Performance Tuning with SQL Server DMVs, by Tim Ford and Louis Davidson
This is the book that will de-mystify the process of using Dynamic Management Views to collect the information you need to troubleshoot SQL Server problems. It will highlight the core techniques and “patterns” that you need to master, and will provide a core set of scripts that you can use and adapt for your own requirements.
Why read this book?
Dynamic Management Views (DMVs) are a significant and valuable addition to the DBA’s troubleshooting armory, laying bare previously unavailable information regarding the under-the-covers activity of your database sessions and transactions.
Why, then, aren’t all DBAs using them? Why do many DBAs continue to ignore them in favour of “tried and trusted” tools such as sp_who2, DBCC OPENTRAN, and so on, or make do with the “ready made” reports built into SSMS? Why do even those that do use the DMVs speak wistfully about “good old sysprocesses”?
There seem to be two main factors at work. Firstly, some DBAs are simply unaware of the depth and breadth of the information that is available from the DMvs, or how it might help them troubleshoot common issues. This book investigates all of the DMVs that are most frequently useful to the DBA in investigating query execution, index usage, session and transaction activity, disk IO, and how SQL Server is using or abusing the operating system.
Secondly, the DMVs have a reputation of being difficult to use. In the process of exposing as much useful data as possible, sysprocesses has been de-normalized, and many new views and columns have been added. This fact, coupled with the initially-baffling choices of what columns will be exposed where, has lead to some DBAs to liken querying DMVs to “collecting mystic spells”.
In fact, however, once you start to write your own scripts, you’ll see the same tricks, and similar join patterns, being used time and again. As such, a relatively small core set of scripts can be readily adapted to suit any requirement. This book is here to de-mystify the process of collecting the information you need to troubleshoot SQL Server problems. It will highlight the core techniques and “patterns” that you need to master, and will provide a core set of scripts that you can use and adapt for your own systems, including how to:
- Root out the queries that are causing memory or CPU pressure on your system
- Investigate caching, and query plan reuse
- Identify index usage patterns
- Track fragmentation in clustered indexes and heaps
- Get full details on blocking and blocked transactions, including the exact commands being executed, and by whom.
- Find out where SQL Server is spending time waiting for resources to be released, before proceeding
- Monitor usage and growth of tempdb

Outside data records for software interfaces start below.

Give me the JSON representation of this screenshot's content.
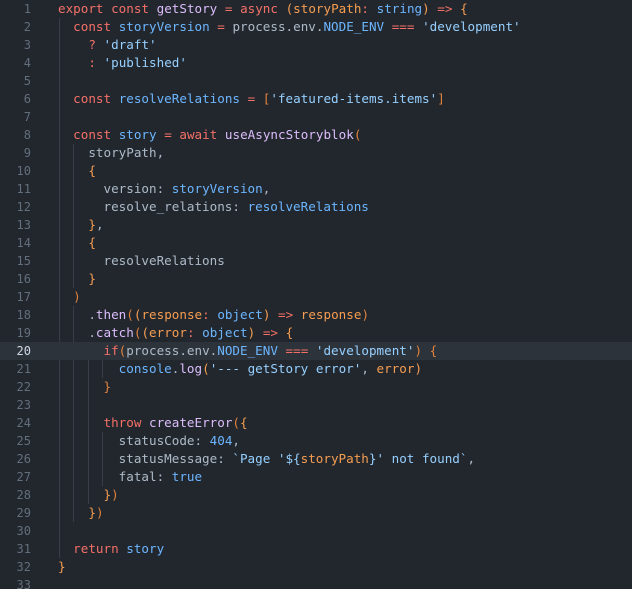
{
  "editor": {
    "active_line": 20,
    "colors": {
      "background": "#22272e",
      "active_line_bg": "#2d333b",
      "keyword": "#f47067",
      "function": "#dcbdfb",
      "variable": "#6cb6ff",
      "parameter": "#f69d50",
      "string": "#96d0ff",
      "plain": "#adbac7",
      "line_number": "#636e7b"
    },
    "lines": [
      {
        "n": "1",
        "tokens": [
          [
            "kw",
            "export"
          ],
          [
            "txt",
            " "
          ],
          [
            "kw",
            "const"
          ],
          [
            "txt",
            " "
          ],
          [
            "fn",
            "getStory"
          ],
          [
            "txt",
            " "
          ],
          [
            "kw",
            "="
          ],
          [
            "txt",
            " "
          ],
          [
            "kw",
            "async"
          ],
          [
            "txt",
            " "
          ],
          [
            "b1",
            "("
          ],
          [
            "par",
            "storyPath"
          ],
          [
            "kw",
            ":"
          ],
          [
            "txt",
            " "
          ],
          [
            "var",
            "string"
          ],
          [
            "b1",
            ")"
          ],
          [
            "txt",
            " "
          ],
          [
            "kw",
            "=>"
          ],
          [
            "txt",
            " "
          ],
          [
            "b1",
            "{"
          ]
        ]
      },
      {
        "n": "2",
        "tokens": [
          [
            "txt",
            "  "
          ],
          [
            "kw",
            "const"
          ],
          [
            "txt",
            " "
          ],
          [
            "var",
            "storyVersion"
          ],
          [
            "txt",
            " "
          ],
          [
            "kw",
            "="
          ],
          [
            "txt",
            " process.env."
          ],
          [
            "var",
            "NODE_ENV"
          ],
          [
            "txt",
            " "
          ],
          [
            "kw",
            "==="
          ],
          [
            "txt",
            " "
          ],
          [
            "str",
            "'development'"
          ]
        ]
      },
      {
        "n": "3",
        "tokens": [
          [
            "txt",
            "    "
          ],
          [
            "kw",
            "?"
          ],
          [
            "txt",
            " "
          ],
          [
            "str",
            "'draft'"
          ]
        ]
      },
      {
        "n": "4",
        "tokens": [
          [
            "txt",
            "    "
          ],
          [
            "kw",
            ":"
          ],
          [
            "txt",
            " "
          ],
          [
            "str",
            "'published'"
          ]
        ]
      },
      {
        "n": "5",
        "tokens": []
      },
      {
        "n": "6",
        "tokens": [
          [
            "txt",
            "  "
          ],
          [
            "kw",
            "const"
          ],
          [
            "txt",
            " "
          ],
          [
            "var",
            "resolveRelations"
          ],
          [
            "txt",
            " "
          ],
          [
            "kw",
            "="
          ],
          [
            "txt",
            " "
          ],
          [
            "b2",
            "["
          ],
          [
            "str",
            "'featured-items.items'"
          ],
          [
            "b2",
            "]"
          ]
        ]
      },
      {
        "n": "7",
        "tokens": []
      },
      {
        "n": "8",
        "tokens": [
          [
            "txt",
            "  "
          ],
          [
            "kw",
            "const"
          ],
          [
            "txt",
            " "
          ],
          [
            "var",
            "story"
          ],
          [
            "txt",
            " "
          ],
          [
            "kw",
            "="
          ],
          [
            "txt",
            " "
          ],
          [
            "kw",
            "await"
          ],
          [
            "txt",
            " "
          ],
          [
            "fn",
            "useAsyncStoryblok"
          ],
          [
            "b2",
            "("
          ]
        ]
      },
      {
        "n": "9",
        "tokens": [
          [
            "txt",
            "    storyPath,"
          ]
        ]
      },
      {
        "n": "10",
        "tokens": [
          [
            "txt",
            "    "
          ],
          [
            "b1",
            "{"
          ]
        ]
      },
      {
        "n": "11",
        "tokens": [
          [
            "txt",
            "      version: "
          ],
          [
            "var",
            "storyVersion"
          ],
          [
            "txt",
            ","
          ]
        ]
      },
      {
        "n": "12",
        "tokens": [
          [
            "txt",
            "      resolve_relations: "
          ],
          [
            "var",
            "resolveRelations"
          ]
        ]
      },
      {
        "n": "13",
        "tokens": [
          [
            "txt",
            "    "
          ],
          [
            "b1",
            "}"
          ],
          [
            "txt",
            ","
          ]
        ]
      },
      {
        "n": "14",
        "tokens": [
          [
            "txt",
            "    "
          ],
          [
            "b1",
            "{"
          ]
        ]
      },
      {
        "n": "15",
        "tokens": [
          [
            "txt",
            "      resolveRelations"
          ]
        ]
      },
      {
        "n": "16",
        "tokens": [
          [
            "txt",
            "    "
          ],
          [
            "b1",
            "}"
          ]
        ]
      },
      {
        "n": "17",
        "tokens": [
          [
            "txt",
            "  "
          ],
          [
            "b2",
            ")"
          ]
        ]
      },
      {
        "n": "18",
        "tokens": [
          [
            "txt",
            "    ."
          ],
          [
            "fn",
            "then"
          ],
          [
            "b2",
            "("
          ],
          [
            "b1",
            "("
          ],
          [
            "par",
            "response"
          ],
          [
            "kw",
            ":"
          ],
          [
            "txt",
            " "
          ],
          [
            "var",
            "object"
          ],
          [
            "b1",
            ")"
          ],
          [
            "txt",
            " "
          ],
          [
            "kw",
            "=>"
          ],
          [
            "txt",
            " "
          ],
          [
            "par",
            "response"
          ],
          [
            "b2",
            ")"
          ]
        ]
      },
      {
        "n": "19",
        "tokens": [
          [
            "txt",
            "    ."
          ],
          [
            "fn",
            "catch"
          ],
          [
            "b2",
            "("
          ],
          [
            "b1",
            "("
          ],
          [
            "par",
            "error"
          ],
          [
            "kw",
            ":"
          ],
          [
            "txt",
            " "
          ],
          [
            "var",
            "object"
          ],
          [
            "b1",
            ")"
          ],
          [
            "txt",
            " "
          ],
          [
            "kw",
            "=>"
          ],
          [
            "txt",
            " "
          ],
          [
            "b1",
            "{"
          ]
        ]
      },
      {
        "n": "20",
        "tokens": [
          [
            "txt",
            "      "
          ],
          [
            "kw",
            "if"
          ],
          [
            "b2",
            "("
          ],
          [
            "txt",
            "process.env."
          ],
          [
            "var",
            "NODE_ENV"
          ],
          [
            "txt",
            " "
          ],
          [
            "kw",
            "==="
          ],
          [
            "txt",
            " "
          ],
          [
            "str",
            "'development'"
          ],
          [
            "b2",
            ")"
          ],
          [
            "txt",
            " "
          ],
          [
            "b2",
            "{"
          ]
        ]
      },
      {
        "n": "21",
        "tokens": [
          [
            "txt",
            "        "
          ],
          [
            "var",
            "console"
          ],
          [
            "txt",
            "."
          ],
          [
            "fn",
            "log"
          ],
          [
            "b1",
            "("
          ],
          [
            "str",
            "'--- getStory error'"
          ],
          [
            "txt",
            ", "
          ],
          [
            "par",
            "error"
          ],
          [
            "b1",
            ")"
          ]
        ]
      },
      {
        "n": "22",
        "tokens": [
          [
            "txt",
            "      "
          ],
          [
            "b2",
            "}"
          ]
        ]
      },
      {
        "n": "23",
        "tokens": []
      },
      {
        "n": "24",
        "tokens": [
          [
            "txt",
            "      "
          ],
          [
            "kw",
            "throw"
          ],
          [
            "txt",
            " "
          ],
          [
            "fn",
            "createError"
          ],
          [
            "b2",
            "("
          ],
          [
            "b1",
            "{"
          ]
        ]
      },
      {
        "n": "25",
        "tokens": [
          [
            "txt",
            "        statusCode: "
          ],
          [
            "num",
            "404"
          ],
          [
            "txt",
            ","
          ]
        ]
      },
      {
        "n": "26",
        "tokens": [
          [
            "txt",
            "        statusMessage: "
          ],
          [
            "str",
            "`Page '${"
          ],
          [
            "par",
            "storyPath"
          ],
          [
            "str",
            "}' not found`"
          ],
          [
            "txt",
            ","
          ]
        ]
      },
      {
        "n": "27",
        "tokens": [
          [
            "txt",
            "        fatal: "
          ],
          [
            "num",
            "true"
          ]
        ]
      },
      {
        "n": "28",
        "tokens": [
          [
            "txt",
            "      "
          ],
          [
            "b1",
            "}"
          ],
          [
            "b2",
            ")"
          ]
        ]
      },
      {
        "n": "29",
        "tokens": [
          [
            "txt",
            "    "
          ],
          [
            "b1",
            "}"
          ],
          [
            "b2",
            ")"
          ]
        ]
      },
      {
        "n": "30",
        "tokens": []
      },
      {
        "n": "31",
        "tokens": [
          [
            "txt",
            "  "
          ],
          [
            "kw",
            "return"
          ],
          [
            "txt",
            " "
          ],
          [
            "var",
            "story"
          ]
        ]
      },
      {
        "n": "32",
        "tokens": [
          [
            "b1",
            "}"
          ]
        ]
      },
      {
        "n": "33",
        "tokens": []
      }
    ]
  }
}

The DMVs don’t make existing, built-in, performance tools obsolete. On the contrary, they complement these tools, and offer a flexibility, richness and granularity that are simply not available elsewhere. Furthermore, you don’t need to master a new GUI, or a new language in order to use them; it’s all done in a language all DBAs know and mostly love: T-SQL.
About the Author
Louis Davidson has been in the IT industry for 15 years as a corporate database developer and data architect. Currently he is the Data Architect for Compass Technology in Chesapeake, Virginia, supporting the Christian Broadcasting Network and NorthStar Studios in Nashville, Tennessee. Louis has been a Microsoft MVP since 2004, and is an active volunteer for the Professional Association for SQL Server working in their Special Interest Groups. He is the author of SQL Server 2005 Database Design and Optimization.
Tim Ford is a senior database administrator with Spectrum Health in Grand Rapids, Michigan. He has been an active volunteer with The Professional Association for SQL Server (PASS) since 2002 and a certified solutions developer (MCSD) since 2001. In his free time he usually has a camera, game controller, spatula, guitar, handlebars, book, or beer in his hands. His wife and two young sons, Austen and Trevor keep him sane when not driving him completely crazy.